Hindu-Muslim riots in Kolkata changed after “partitioned independence”. There were three major violent outbreaks in 1950, 1964, and 1992. The 1950 riot is illustrative of how the riotscape changed with Independence.
In February 1950, a riot broke out in Wards 15 and 16 of the city, along with areas adjacent to Beadon Street, Amherst Street, and the working-class areas of the eastern frontier of the city. Certain neighbourhood clubs in the affected areas were actively engaged in evicting Muslims and settling Hindu refugees in the vacant houses and hutments. A remarkable feature of the violence was the proliferation of mob lynchings of Muslims inside Muslim mohallas (neighbourhoods). Muslims fled in their thousands to locations they perceived as safer such as Park Circus, Beniapukur, Narkeldanga, Zakaria Street, and Kidderpore. The jute mills and other factories in the industrial townships around Kolkata had to close production due to the flight of Muslim workers.
One of the outcomes of these post-colonial era riots was the increasing ghettoisation of Muslims. Even the middle and upper-class decided to live in these ghettos or close to the ghettos to minimise the risk of communal violence against them. What emerged was communally uniform, yet class divided and densely populated Muslim neighbourhoods — a distinctly post-colonial phenomenon in Kolkata. The segregated ghetto did not mean the end of all communal violence and added other forms of marginalisation and exclusion.
When there hasn’t been large-scale violence, there has been sporadic lynching while previously mixed neighbourhoods have become sanitised zones through the expulsion of minority elements. There is clear territorial demarcation of space, access and resources marking out the everyday experience of minority citizenship. The erasure of the general presence of a population group has, ironically, made certain practices associated with minority communities even more visible, leading to a new round of persecution by Right Wing elements.

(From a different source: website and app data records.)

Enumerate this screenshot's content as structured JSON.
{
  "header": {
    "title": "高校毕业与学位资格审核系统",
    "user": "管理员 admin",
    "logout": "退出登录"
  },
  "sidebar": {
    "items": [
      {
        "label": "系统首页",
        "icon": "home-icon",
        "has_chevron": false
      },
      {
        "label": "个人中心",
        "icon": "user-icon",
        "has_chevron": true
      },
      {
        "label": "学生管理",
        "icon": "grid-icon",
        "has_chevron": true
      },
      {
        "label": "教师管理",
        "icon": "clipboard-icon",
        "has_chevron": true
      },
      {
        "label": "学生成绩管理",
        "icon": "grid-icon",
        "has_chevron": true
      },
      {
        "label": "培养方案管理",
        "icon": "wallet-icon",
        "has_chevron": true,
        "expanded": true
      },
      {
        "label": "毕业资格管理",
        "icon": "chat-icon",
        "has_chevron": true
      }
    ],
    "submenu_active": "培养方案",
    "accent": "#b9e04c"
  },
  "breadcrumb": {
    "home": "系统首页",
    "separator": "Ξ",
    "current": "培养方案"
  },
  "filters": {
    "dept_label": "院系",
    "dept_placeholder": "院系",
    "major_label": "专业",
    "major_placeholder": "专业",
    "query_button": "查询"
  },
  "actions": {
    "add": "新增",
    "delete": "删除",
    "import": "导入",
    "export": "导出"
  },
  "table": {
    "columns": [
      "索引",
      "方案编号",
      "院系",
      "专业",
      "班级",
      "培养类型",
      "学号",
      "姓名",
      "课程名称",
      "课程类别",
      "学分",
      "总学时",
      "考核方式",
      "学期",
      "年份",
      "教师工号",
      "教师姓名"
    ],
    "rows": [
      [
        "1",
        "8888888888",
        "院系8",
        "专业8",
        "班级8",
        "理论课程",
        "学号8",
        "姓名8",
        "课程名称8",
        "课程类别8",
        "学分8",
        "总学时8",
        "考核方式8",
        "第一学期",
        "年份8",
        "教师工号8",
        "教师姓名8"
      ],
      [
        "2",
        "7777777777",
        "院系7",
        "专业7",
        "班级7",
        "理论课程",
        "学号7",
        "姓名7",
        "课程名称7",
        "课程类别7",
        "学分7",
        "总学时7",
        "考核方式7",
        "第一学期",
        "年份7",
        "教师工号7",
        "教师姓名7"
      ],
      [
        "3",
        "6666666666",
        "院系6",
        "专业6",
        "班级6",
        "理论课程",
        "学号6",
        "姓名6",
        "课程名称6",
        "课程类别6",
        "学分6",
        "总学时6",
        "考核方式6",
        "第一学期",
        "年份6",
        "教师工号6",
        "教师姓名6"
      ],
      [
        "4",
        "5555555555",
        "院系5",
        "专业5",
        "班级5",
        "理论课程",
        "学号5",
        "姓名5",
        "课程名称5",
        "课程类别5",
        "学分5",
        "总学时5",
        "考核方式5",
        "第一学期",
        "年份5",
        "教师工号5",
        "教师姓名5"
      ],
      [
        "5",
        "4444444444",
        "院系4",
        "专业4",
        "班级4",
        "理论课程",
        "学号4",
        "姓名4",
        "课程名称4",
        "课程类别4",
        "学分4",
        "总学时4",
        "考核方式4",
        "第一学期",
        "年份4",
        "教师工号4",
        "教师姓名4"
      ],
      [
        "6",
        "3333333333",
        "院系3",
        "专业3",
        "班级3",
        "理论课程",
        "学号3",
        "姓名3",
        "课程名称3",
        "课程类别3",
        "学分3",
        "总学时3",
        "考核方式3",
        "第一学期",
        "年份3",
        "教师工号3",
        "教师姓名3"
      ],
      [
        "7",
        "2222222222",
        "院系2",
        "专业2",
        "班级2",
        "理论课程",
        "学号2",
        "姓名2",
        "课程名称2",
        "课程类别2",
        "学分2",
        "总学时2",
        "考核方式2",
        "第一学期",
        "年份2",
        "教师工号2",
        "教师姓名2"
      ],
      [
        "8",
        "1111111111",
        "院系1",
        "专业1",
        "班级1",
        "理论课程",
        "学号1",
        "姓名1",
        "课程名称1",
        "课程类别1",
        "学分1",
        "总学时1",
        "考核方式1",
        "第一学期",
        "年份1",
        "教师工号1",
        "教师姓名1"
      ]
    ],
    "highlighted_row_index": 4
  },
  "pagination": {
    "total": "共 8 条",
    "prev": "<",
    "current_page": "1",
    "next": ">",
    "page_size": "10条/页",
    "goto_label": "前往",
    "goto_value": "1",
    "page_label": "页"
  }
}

One thing is clear: territory is the kernel of a city. The city, therefore, remains a contested place. Minorities must stake their claims to it if they do not want to lose out. The resources, land, infrastructure – all are subject to claim makings by various segments of urban population.
Even though the Left and populist governments try to minimise the effects of the perpetual war – at times social, at times territorial – the conflict persists with winners and losers. Like the migrants, the minorities are destined to be the subjects of a perpetual war.
Ritajyoti Bandyopadhyay is Assistant Professor, Humanities and Social Sciences, Indian Institute of Science Education and Research, Mohali